This is why American investors have previously targeted Sunderland and Newcastle United as Burnley takeover details revealed
English clubs - including Sunderland - have been targeted by American investors in recent years and Michael Dell’s involvement in the Burnley takeover has now been revealed.
Sunderland have been one of the beneficiaries of the new-found American interest in the English game, agreeing a $12million loan with FPP Sunderland – a group of individuals with links to tech tycoon Michael Dell – in November 2019.
A similar, albeit different, group have also invested in Southampton and Derby County, while technological giants Silver Lake last year bought a fraction of the Manchester City’s ownership company the City Football Group for $500million.
And Burnley have now been taken over by an American group, ALK Capital completed a Turf Moor takeover on New Year's Eve.

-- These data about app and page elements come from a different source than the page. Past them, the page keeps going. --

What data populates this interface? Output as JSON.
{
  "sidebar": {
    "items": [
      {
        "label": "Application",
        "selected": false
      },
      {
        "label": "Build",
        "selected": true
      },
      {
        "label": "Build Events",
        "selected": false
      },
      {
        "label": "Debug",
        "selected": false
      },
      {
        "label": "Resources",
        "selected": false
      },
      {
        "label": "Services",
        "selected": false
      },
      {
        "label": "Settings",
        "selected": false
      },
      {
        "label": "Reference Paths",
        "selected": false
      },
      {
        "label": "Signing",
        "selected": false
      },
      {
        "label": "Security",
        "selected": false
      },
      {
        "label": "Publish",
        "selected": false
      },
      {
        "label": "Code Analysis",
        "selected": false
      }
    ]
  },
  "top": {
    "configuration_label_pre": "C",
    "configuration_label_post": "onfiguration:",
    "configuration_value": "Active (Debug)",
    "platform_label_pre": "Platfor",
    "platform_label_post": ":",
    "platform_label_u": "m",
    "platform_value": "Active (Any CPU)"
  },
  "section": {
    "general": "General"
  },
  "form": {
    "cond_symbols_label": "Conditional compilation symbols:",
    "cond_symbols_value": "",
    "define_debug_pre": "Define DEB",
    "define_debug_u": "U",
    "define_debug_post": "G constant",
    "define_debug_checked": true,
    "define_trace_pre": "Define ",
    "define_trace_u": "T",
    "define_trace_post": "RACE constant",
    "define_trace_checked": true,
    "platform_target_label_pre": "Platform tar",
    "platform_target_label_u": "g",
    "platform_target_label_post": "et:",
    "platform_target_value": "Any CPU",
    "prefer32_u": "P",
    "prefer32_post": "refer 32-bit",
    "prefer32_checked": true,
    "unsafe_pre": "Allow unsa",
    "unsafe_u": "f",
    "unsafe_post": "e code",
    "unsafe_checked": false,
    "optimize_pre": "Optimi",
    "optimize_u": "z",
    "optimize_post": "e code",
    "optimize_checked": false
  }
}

And new Burnley chairman Alan Pace has been speaking about the deal.
It is reported in the local press that ALK have so far paid £102million towards the Burnley takeover, with around £60million raised through a loan provided by Michael Dell's MSD UK Holdings.
ALK have a further three payments to make and should they fail to make them the American owners have agreed to hand the club back to its previous shareholders.
Pace told the Burnley Express: "I would tell you that the way we have done this, I am absolutely positively certain has never been done in the same way before.
"It has everything to do with making that fanbase comfortable that this is the most sustainable form of what we could have done. Bar none.
"I think people will realise that over time.
"We can't speak about it for a whole bunch of reasons, but if I was in front of a number of fans at any given time I could put my hand on my heart, look them in the eye and say 'you should be proud of the way that this club has done what it has done. And you should be happy with knowing where it can go and will go with the structures that have been put in place.'"
Sunderland are of course set to be taken over by Kyril Louis-Dreyfus, his takeover remains on track to be completed this month and it is not yet clear what that means for the FPP Sunderland loan.
The 23-year-old Swiss has agreed a deal with Stewart Donald to purchase a majority shareholding in the club, the exact details of which are yet to be confirmed.
And with the pair having agreed terms, the only hurdle left is the EFL's owners and directors test.
MSD UK Holdings are a newly-established investment group set-up to manage the wealth of billionaire technology tycoon Michael Dell, who two years was mentioned as a potential ‘passive, minority investor’ in a deal to buy Sunderland.
Robert Platek – a director of MSD UK Holdings and an associate of Dell – was heavily involved in those takeover and investment talks with Sunderland AFC two years ago, which resulted in a £9million loan being given to Stewart Donald’s holding company, Madrox Partners, by a group called FPP Sunderland.
But why have these American investors been targeting clubs such as Sunderland and previously at Newcastle United, and what could it mean for the future of English football?
We spoke to Kieran Maguire of the University of Liverpool last year to gain the inside track on the latest investment trend:
“At present, investors see football as an industry where you can pick up things on the cheap – and they’re looking beyond COVID-19,” explained Maguire.
“We are now looking at football as not being you and me, turning up at the Stadium of Light with a pie and a pint shouting things for 90 minutes. We're now seeing football as a product to cash in on.
“That was very evident when the tech company Silver Lake invested in Manchester City. These tech companies are looking to turn all the data that we have on fans into cash.
“Michael Dell is clearly in the tech sides of things, so it’s no surprise that organisations linked to him are getting involved in football – because we’re going to consume it in a different way.
“There’s an audience out there who are football mad and whether it’s through streaming, through augmented reality, or embedding cameras into Lionel Messi’s shirt so you can watch the match through him, these are huge opportunities and show where football is going.”
He added: “I think American tech companies have realised that football is the biggest showing pound in terms of attracting a global audience.
“It’s a bit like things such as driverless cars, you want to be at the front of the queue when that technology is converting.
“These companies have realised that American sports companies have a limited audience, and while that’s very lucrative, they’re looking four or five years down the line. Football is the most attractive sport, and they want the opportunity to participate in that.”